It’s crucial, however, never to make moral judgments about ‘men’ in general. Meaningful debate and discussion thrives in a safe zone, free from anger or blame. The very last thing you want to do is burden your son with guilt for being male! Instead, focus on what an opportunity men have to be a force for good in the world. Your boys didn’t ask to inherit their privilege or their role in how other men have behaved throughout history. They’re just kids who need the full truth and lots of love in order to be fully responsible adults.


Role model how to speak about women respectfully.

There are subtleties in how we talk about women that boys pick up on, and adopt unconsciously. Associating morality with the way a woman dresses, or pointing out her worth in terms of her appearance, has implications for how boys perceive the value of women.

Further, demonstrate respect to the older women in your family on the principle that women have value in their wisdom—and not just in the flush of youth or their looks.


Show that all women have the ability to achieve success — whatever their choices.

After seven years of parenting my three children full time, I launched two businesses and went from being at home to near-constant writing, teaching, networking and seeing clients. It's important for me to share my goals and aspirations with my children. I tell them that I believe I can achieve whatever I aspire to with enough focus and work. The fact that I am a mother, or even a woman, is beside the point.

If you're a mother, role model self-belief in your own abilities. Whether or not you work outside the home, your sons benefit enormously from your attitude toward how women manifest their choices.


Encourage your son's emotions.

Generations of boys have been raised to 'do' rather than to feel. Too often, boys are praised for their accomplishments and not for how they treat their friends — whereas girls are complimented on their looks and empathy rather than their achievements.

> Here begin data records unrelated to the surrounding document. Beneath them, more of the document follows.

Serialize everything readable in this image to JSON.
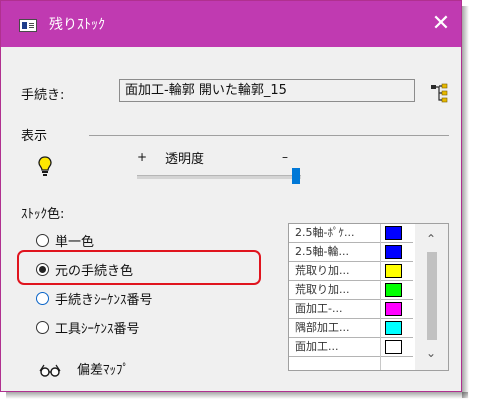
{
  "window": {
    "title": "残りｽﾄｯｸ",
    "close_glyph": "✕",
    "titlebar_color": "#c03ab1"
  },
  "procedure": {
    "label": "手続き:",
    "value": "面加工-輪郭 開いた輪郭_15",
    "tree_icon": "tree-structure-icon"
  },
  "display": {
    "section_label": "表示",
    "opacity_label": "透明度",
    "plus": "+",
    "minus": "–",
    "opacity_level_percent": 95
  },
  "stock_color": {
    "label": "ｽﾄｯｸ色:",
    "options": [
      {
        "label": "単一色",
        "checked": false
      },
      {
        "label": "元の手続き色",
        "checked": true
      },
      {
        "label": "手続きｼｰｹﾝｽ番号",
        "checked": false
      },
      {
        "label": "工具ｼｰｹﾝｽ番号",
        "checked": false
      }
    ]
  },
  "deviation_map": {
    "label": "偏差ﾏｯﾌﾟ",
    "icon": "glasses-icon"
  },
  "procedure_list": {
    "rows": [
      {
        "name": "2.5軸-ﾎﾟｹ...",
        "color": "#0000ff"
      },
      {
        "name": "2.5軸-輪...",
        "color": "#0000ff"
      },
      {
        "name": "荒取り加...",
        "color": "#ffff00"
      },
      {
        "name": "荒取り加...",
        "color": "#00ff00"
      },
      {
        "name": "面加工-...",
        "color": "#ff00ff"
      },
      {
        "name": "隅部加工...",
        "color": "#00ffff"
      },
      {
        "name": "面加工...",
        "color": "#ffffff"
      }
    ],
    "scroll_up": "⌃",
    "scroll_down": "⌄"
  },
  "highlight_color": "#e0141e"
}
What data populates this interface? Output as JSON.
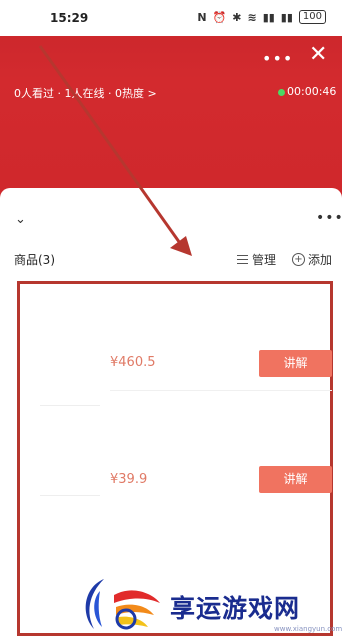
{
  "status_bar": {
    "time": "15:29",
    "battery": "100"
  },
  "header": {
    "viewers_text": "0人看过 · 1人在线 · 0热度 >",
    "live_duration": "00:00:46",
    "more_icon": "ellipsis-icon",
    "close_icon": "close-icon"
  },
  "sheet": {
    "goods_title": "商品(3)",
    "manage_label": "管理",
    "add_label": "添加"
  },
  "products": [
    {
      "price": "¥460.5",
      "action_label": "讲解"
    },
    {
      "price": "¥39.9",
      "action_label": "讲解"
    }
  ],
  "colors": {
    "header_red": "#d32a2e",
    "price": "#e07a66",
    "button": "#f07360",
    "highlight": "#b6372f"
  },
  "watermark": {
    "text": "享运游戏网",
    "small": "www.xiangyun.com"
  }
}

To bring this back into balance, it’s important to nurture your son's ability to express and introspect. For example, I make a point to ask my sons about what’s going on with their friendships and how they're feeling about things. My seven year old mirrored this back to me recently when I asked him to calm down and he replied, crying, “But it’s good for me to cry mum! That’s what you say. I'm allowed to cry!”


Do not serve your sons.

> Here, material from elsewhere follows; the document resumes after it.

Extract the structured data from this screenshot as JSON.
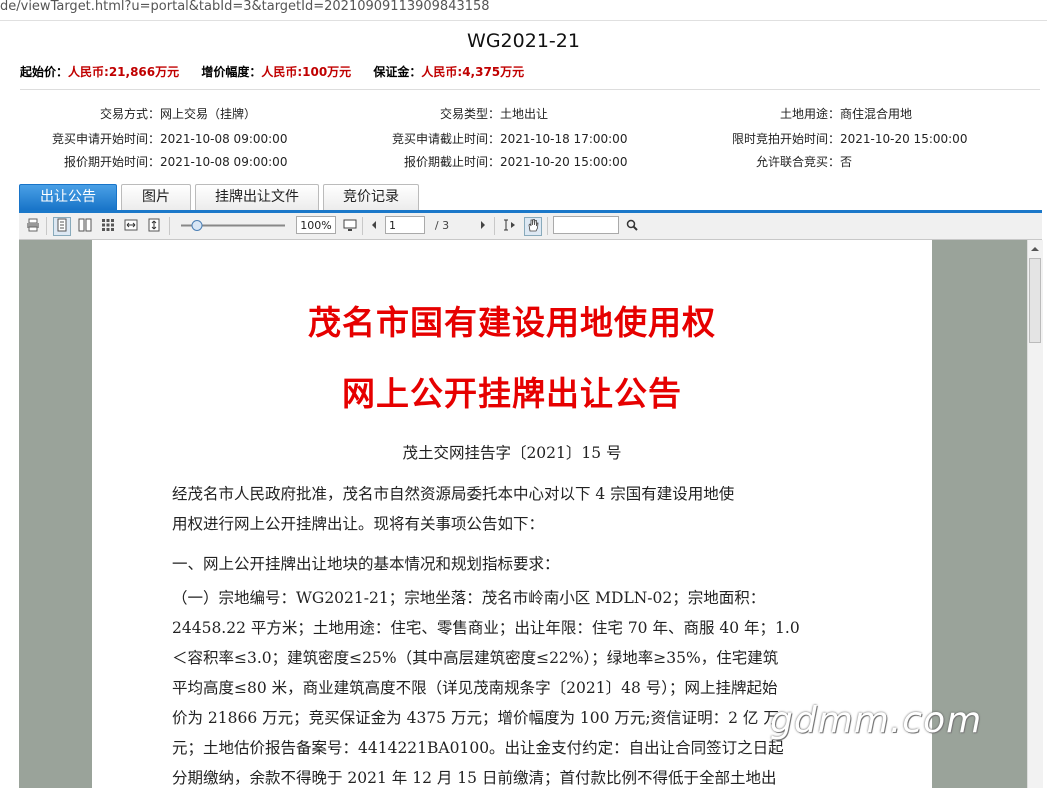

Unfortunately, it's still common for mothers to serve their sons everything from food to domestic cleanliness, while daughters help with cooking and cleaning. I’m sure this has everything to do with the statistics showing that women still do significantly more housework than their male partners.

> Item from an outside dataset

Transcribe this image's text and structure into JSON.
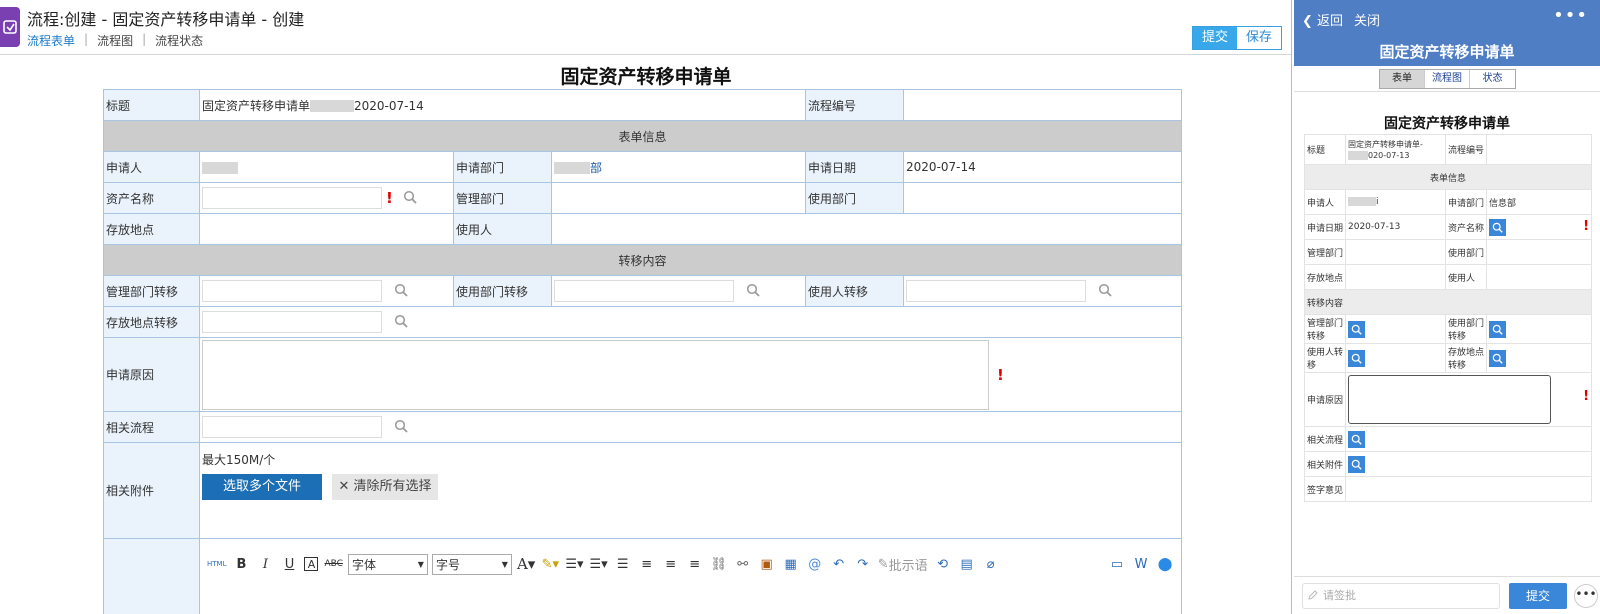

Domesticated boys turn into domestic men who share the burden of housework. So I make sure that everyone's chores include cleaning as well as cooking. My twelve-year-old son knows how much I appreciate his contributions. For example, as I was writing this article, he made me a sandwich for lunch and brought it into my office.


Champion fatherhood.

As much as possible, get fathers involved in the day-to-day work of parenting, to convey to your boys that dads matter.

Just as it’s important to get boys involved in domestic chores, it’s important to emphasize how much men need to contribute in this area, too. I’m lucky. My children's father is an awesome dad, and I often point this out to my kids, so that they know that this role is as meaningful to me as it is to them.


Let feminism open the discussion to other inequalities.

Emphasizing feminist ideals inevitably shines a light on the unequal distribution of power throughout society in general. Male privilege, in fact, is mostly white — and that's worth exploring, too.

Let your discussions wander. Talk about other demographics, the disabled, and racial profiling. Overall, emphasize this truth: Those who have more power have more responsibility to make the changes that can create a fair and equitable society.

Emma Michelle Dixon, Ph.D. author page.
Emma Michelle Dixon, Ph.D.

Emma Michelle Dixon, Ph.D., is a freelance writer and mindfulness coach based in Sydney. She has a Ph.D. in Economics and has taught workshops, talks, and retreats on sexuality and personal development. She specializes in holistic healing modalities, bodywork, relationships, and trauma.